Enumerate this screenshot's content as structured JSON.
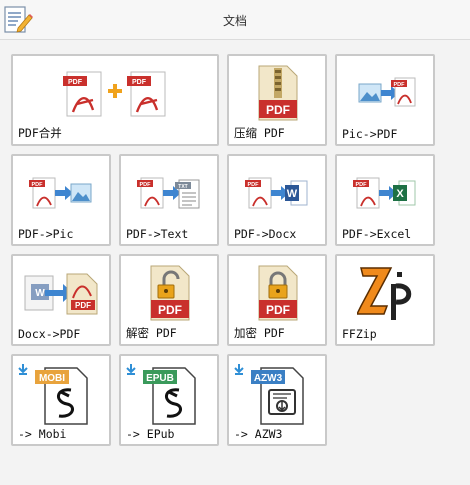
{
  "header": {
    "title": "文档",
    "icon": "document-edit-icon"
  },
  "tiles": [
    {
      "id": "pdf-merge",
      "label": "PDF合并",
      "icon": "pdf-merge-icon"
    },
    {
      "id": "compress-pdf",
      "label": "压缩 PDF",
      "icon": "pdf-compress-icon"
    },
    {
      "id": "pic-to-pdf",
      "label": "Pic->PDF",
      "icon": "pic-to-pdf-icon"
    },
    {
      "id": "pdf-to-pic",
      "label": "PDF->Pic",
      "icon": "pdf-to-pic-icon"
    },
    {
      "id": "pdf-to-text",
      "label": "PDF->Text",
      "icon": "pdf-to-text-icon"
    },
    {
      "id": "pdf-to-docx",
      "label": "PDF->Docx",
      "icon": "pdf-to-docx-icon"
    },
    {
      "id": "pdf-to-excel",
      "label": "PDF->Excel",
      "icon": "pdf-to-excel-icon"
    },
    {
      "id": "docx-to-pdf",
      "label": "Docx->PDF",
      "icon": "docx-to-pdf-icon"
    },
    {
      "id": "decrypt-pdf",
      "label": "解密 PDF",
      "icon": "pdf-unlock-icon"
    },
    {
      "id": "encrypt-pdf",
      "label": "加密 PDF",
      "icon": "pdf-lock-icon"
    },
    {
      "id": "ffzip",
      "label": "FFZip",
      "icon": "ffzip-logo-icon"
    },
    {
      "id": "to-mobi",
      "label": "-> Mobi",
      "icon": "mobi-file-icon",
      "badge": "MOBI"
    },
    {
      "id": "to-epub",
      "label": "-> EPub",
      "icon": "epub-file-icon",
      "badge": "EPUB"
    },
    {
      "id": "to-azw3",
      "label": "-> AZW3",
      "icon": "azw3-file-icon",
      "badge": "AZW3"
    }
  ],
  "colors": {
    "pdf_red": "#c9302c",
    "word_blue": "#2b5797",
    "excel_green": "#1e7145",
    "mobi_orange": "#e8a33c",
    "epub_green": "#3a9a5b",
    "azw3_blue": "#3a7fc4",
    "ffzip_orange": "#f08a1c"
  }
}
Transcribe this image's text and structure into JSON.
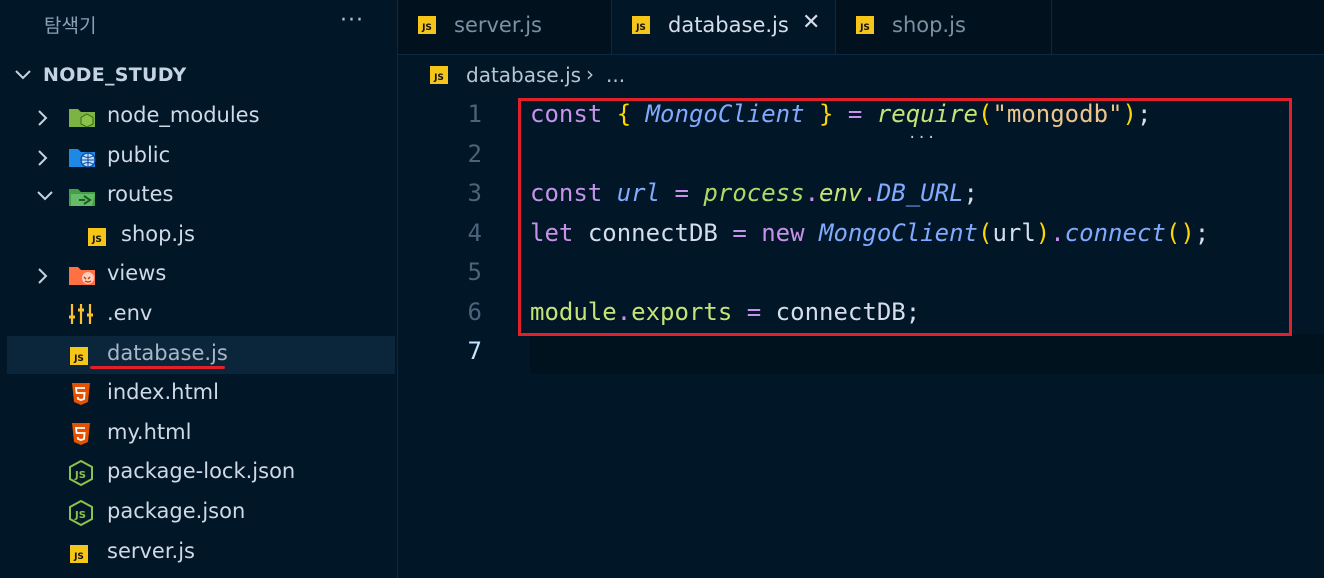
{
  "sidebar": {
    "title": "탐색기",
    "more_label": "···",
    "folder_name": "NODE_STUDY",
    "items": [
      {
        "label": "node_modules",
        "icon": "folder-node-icon"
      },
      {
        "label": "public",
        "icon": "folder-public-icon"
      },
      {
        "label": "routes",
        "icon": "folder-routes-icon"
      },
      {
        "label": "shop.js",
        "icon": "js-file-icon"
      },
      {
        "label": "views",
        "icon": "folder-views-icon"
      },
      {
        "label": ".env",
        "icon": "env-file-icon"
      },
      {
        "label": "database.js",
        "icon": "js-file-icon"
      },
      {
        "label": "index.html",
        "icon": "html-file-icon"
      },
      {
        "label": "my.html",
        "icon": "html-file-icon"
      },
      {
        "label": "package-lock.json",
        "icon": "nodejs-file-icon"
      },
      {
        "label": "package.json",
        "icon": "nodejs-file-icon"
      },
      {
        "label": "server.js",
        "icon": "js-file-icon"
      }
    ]
  },
  "tabs": [
    {
      "label": "server.js"
    },
    {
      "label": "database.js",
      "close": "✕"
    },
    {
      "label": "shop.js"
    }
  ],
  "breadcrumb": {
    "file": "database.js",
    "separator": "›",
    "more": "..."
  },
  "line_numbers": [
    "1",
    "2",
    "3",
    "4",
    "5",
    "6",
    "7"
  ],
  "icon_badge": "JS",
  "code": {
    "line1": {
      "kw": "const",
      "b1": "{",
      "cls": "MongoClient",
      "b2": "}",
      "eq": "=",
      "fn": "require",
      "p1": "(",
      "str": "\"mongodb\"",
      "p2": ")",
      "semi": ";"
    },
    "line3": {
      "kw": "const",
      "var": "url",
      "eq": "=",
      "mod": "process",
      "d1": ".",
      "prop": "env",
      "d2": ".",
      "const": "DB_URL",
      "semi": ";"
    },
    "line4": {
      "kw": "let",
      "var": "connectDB",
      "eq": "=",
      "new": "new",
      "cls": "MongoClient",
      "p1": "(",
      "arg": "url",
      "p2": ")",
      "d": ".",
      "fn": "connect",
      "p3": "(",
      "p4": ")",
      "semi": ";"
    },
    "line6": {
      "mod": "module",
      "d": ".",
      "prop": "exports",
      "eq": "=",
      "var": "connectDB",
      "semi": ";"
    }
  },
  "colors": {
    "annotation": "#e0202b",
    "background": "#011627"
  }
}
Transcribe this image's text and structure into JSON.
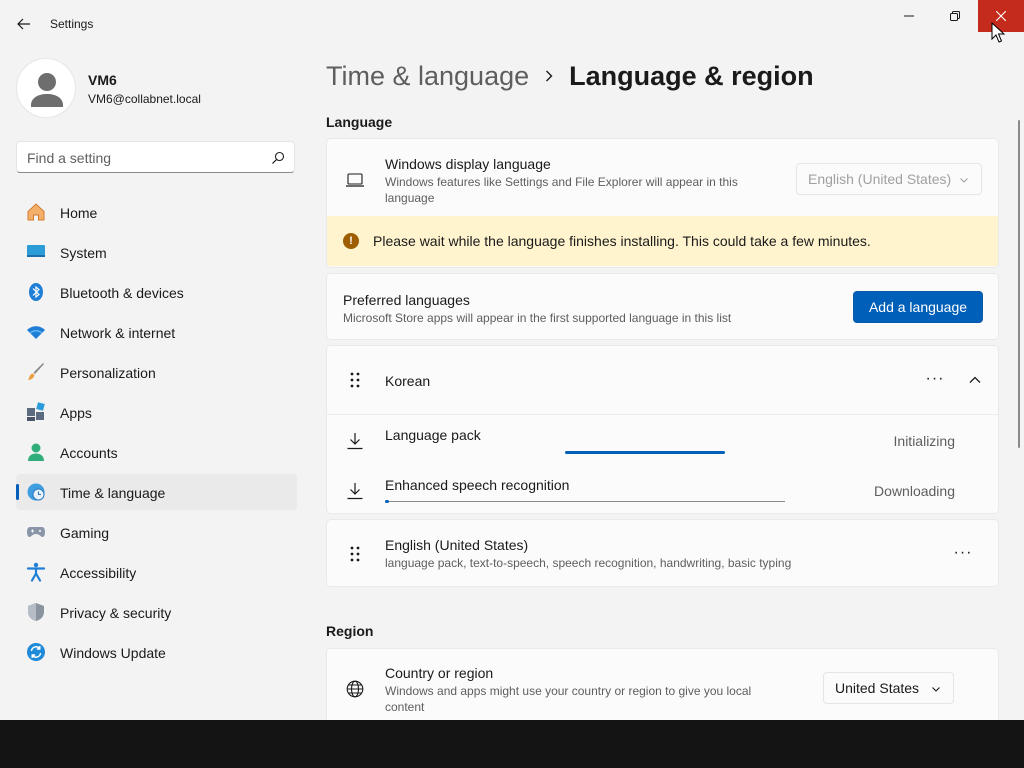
{
  "window": {
    "title": "Settings"
  },
  "profile": {
    "name": "VM6",
    "email": "VM6@collabnet.local"
  },
  "search": {
    "placeholder": "Find a setting"
  },
  "nav": {
    "items": [
      {
        "label": "Home",
        "icon": "home-icon",
        "active": false
      },
      {
        "label": "System",
        "icon": "system-icon",
        "active": false
      },
      {
        "label": "Bluetooth & devices",
        "icon": "bluetooth-icon",
        "active": false
      },
      {
        "label": "Network & internet",
        "icon": "network-icon",
        "active": false
      },
      {
        "label": "Personalization",
        "icon": "brush-icon",
        "active": false
      },
      {
        "label": "Apps",
        "icon": "apps-icon",
        "active": false
      },
      {
        "label": "Accounts",
        "icon": "accounts-icon",
        "active": false
      },
      {
        "label": "Time & language",
        "icon": "time-language-icon",
        "active": true
      },
      {
        "label": "Gaming",
        "icon": "gaming-icon",
        "active": false
      },
      {
        "label": "Accessibility",
        "icon": "accessibility-icon",
        "active": false
      },
      {
        "label": "Privacy & security",
        "icon": "shield-icon",
        "active": false
      },
      {
        "label": "Windows Update",
        "icon": "update-icon",
        "active": false
      }
    ]
  },
  "breadcrumb": {
    "parent": "Time & language",
    "current": "Language & region"
  },
  "language_section": {
    "heading": "Language",
    "display_language": {
      "title": "Windows display language",
      "description": "Windows features like Settings and File Explorer will appear in this language",
      "value": "English (United States)"
    },
    "warning": "Please wait while the language finishes installing. This could take a few minutes.",
    "preferred": {
      "title": "Preferred languages",
      "description": "Microsoft Store apps will appear in the first supported language in this list",
      "button": "Add a language"
    },
    "korean": {
      "name": "Korean",
      "more": "···",
      "language_pack": {
        "label": "Language pack",
        "status": "Initializing",
        "progress": 0.4
      },
      "speech": {
        "label": "Enhanced speech recognition",
        "status": "Downloading",
        "progress": 0.01
      }
    },
    "english": {
      "name": "English (United States)",
      "features": "language pack, text-to-speech, speech recognition, handwriting, basic typing",
      "more": "···"
    }
  },
  "region_section": {
    "heading": "Region",
    "country": {
      "title": "Country or region",
      "description": "Windows and apps might use your country or region to give you local content",
      "value": "United States"
    }
  },
  "colors": {
    "accent": "#005fb8",
    "close": "#c42b1c",
    "warning_bg": "#fff4ce",
    "warning_icon": "#9d5d00"
  }
}
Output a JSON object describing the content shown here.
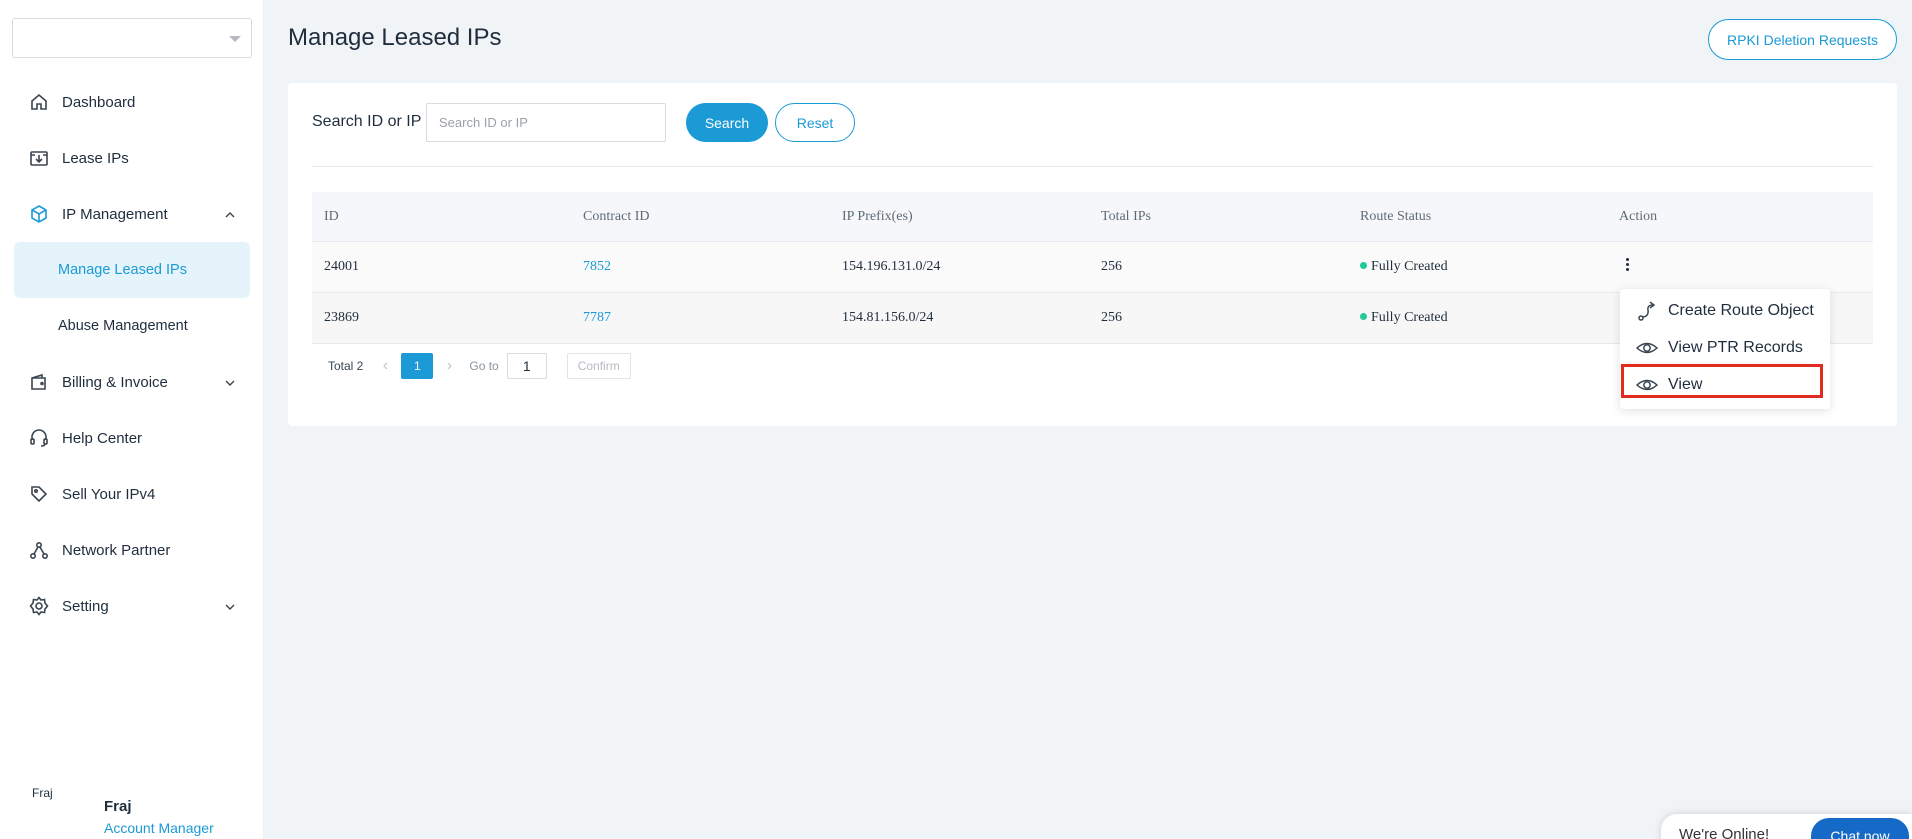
{
  "app": {
    "page_title": "Manage Leased IPs",
    "rpki_button": "RPKI Deletion Requests"
  },
  "sidebar": {
    "org_select_value": "",
    "items": [
      {
        "label": "Dashboard",
        "icon": "home-icon"
      },
      {
        "label": "Lease IPs",
        "icon": "download-box-icon"
      },
      {
        "label": "IP Management",
        "icon": "cube-icon",
        "expanded": true
      },
      {
        "label": "Manage Leased IPs",
        "sub": true,
        "active": true
      },
      {
        "label": "Abuse Management",
        "sub": true
      },
      {
        "label": "Billing & Invoice",
        "icon": "wallet-icon",
        "expanded": false
      },
      {
        "label": "Help Center",
        "icon": "headset-icon"
      },
      {
        "label": "Sell Your IPv4",
        "icon": "tag-icon"
      },
      {
        "label": "Network Partner",
        "icon": "network-icon"
      },
      {
        "label": "Setting",
        "icon": "gear-icon",
        "expanded": false
      }
    ],
    "user": {
      "avatar_alt": "Fraj",
      "name": "Fraj",
      "role": "Account Manager"
    }
  },
  "search": {
    "label": "Search ID or IP",
    "placeholder": "Search ID or IP",
    "value": "",
    "search_button": "Search",
    "reset_button": "Reset"
  },
  "table": {
    "columns": [
      "ID",
      "Contract ID",
      "IP Prefix(es)",
      "Total IPs",
      "Route Status",
      "Action"
    ],
    "rows": [
      {
        "id": "24001",
        "contract_id": "7852",
        "ip_prefix": "154.196.131.0/24",
        "total_ips": "256",
        "route_status": "Fully Created"
      },
      {
        "id": "23869",
        "contract_id": "7787",
        "ip_prefix": "154.81.156.0/24",
        "total_ips": "256",
        "route_status": "Fully Created"
      }
    ]
  },
  "pagination": {
    "total": "Total 2",
    "current_page": "1",
    "goto_label": "Go to",
    "goto_value": "1",
    "confirm": "Confirm"
  },
  "action_menu": {
    "items": [
      {
        "label": "Create Route Object",
        "icon": "route-icon"
      },
      {
        "label": "View PTR Records",
        "icon": "eye-icon"
      },
      {
        "label": "View",
        "icon": "eye-icon",
        "highlighted": true
      }
    ]
  },
  "chat": {
    "status": "We're Online!",
    "button": "Chat now"
  },
  "colors": {
    "accent": "#1b9ad6",
    "status_ok": "#20c997",
    "highlight": "#e12b1f"
  }
}
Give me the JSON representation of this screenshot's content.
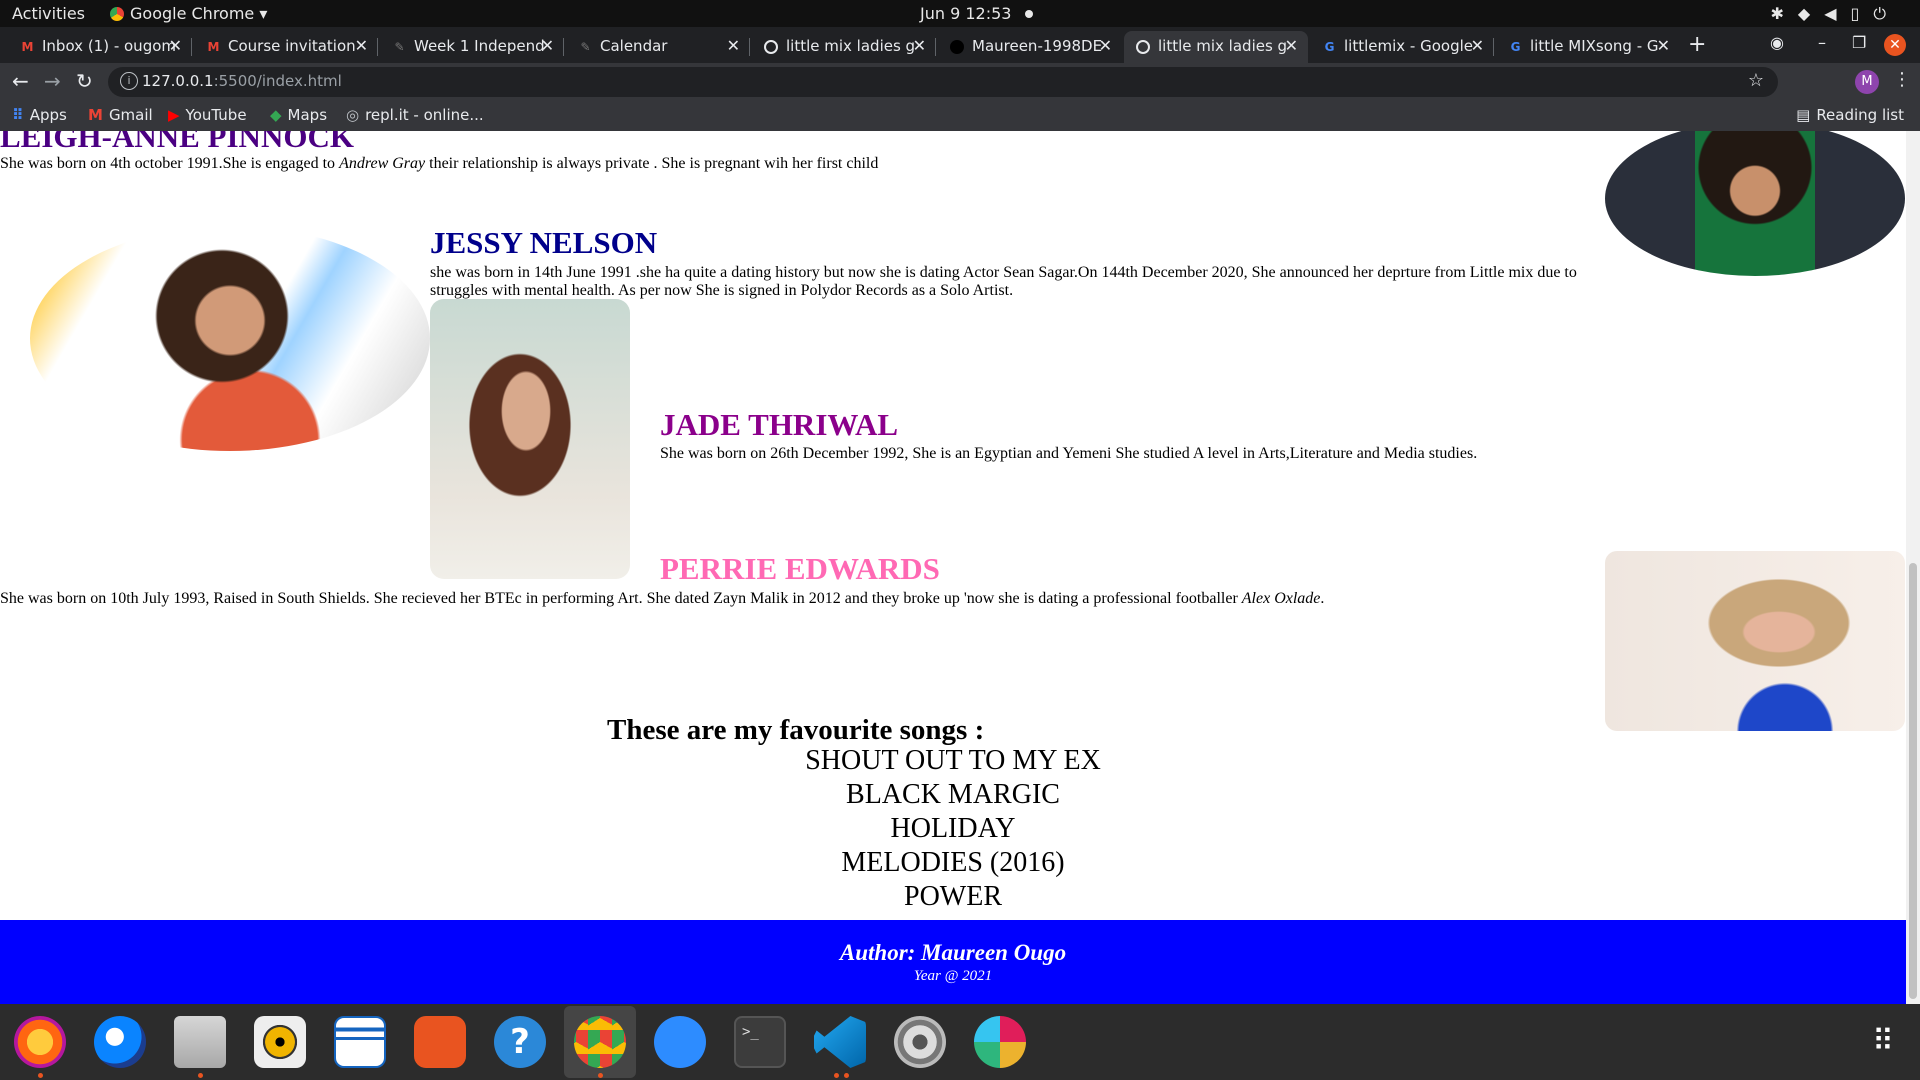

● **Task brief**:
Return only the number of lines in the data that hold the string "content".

● **Answer for this exercise**:
4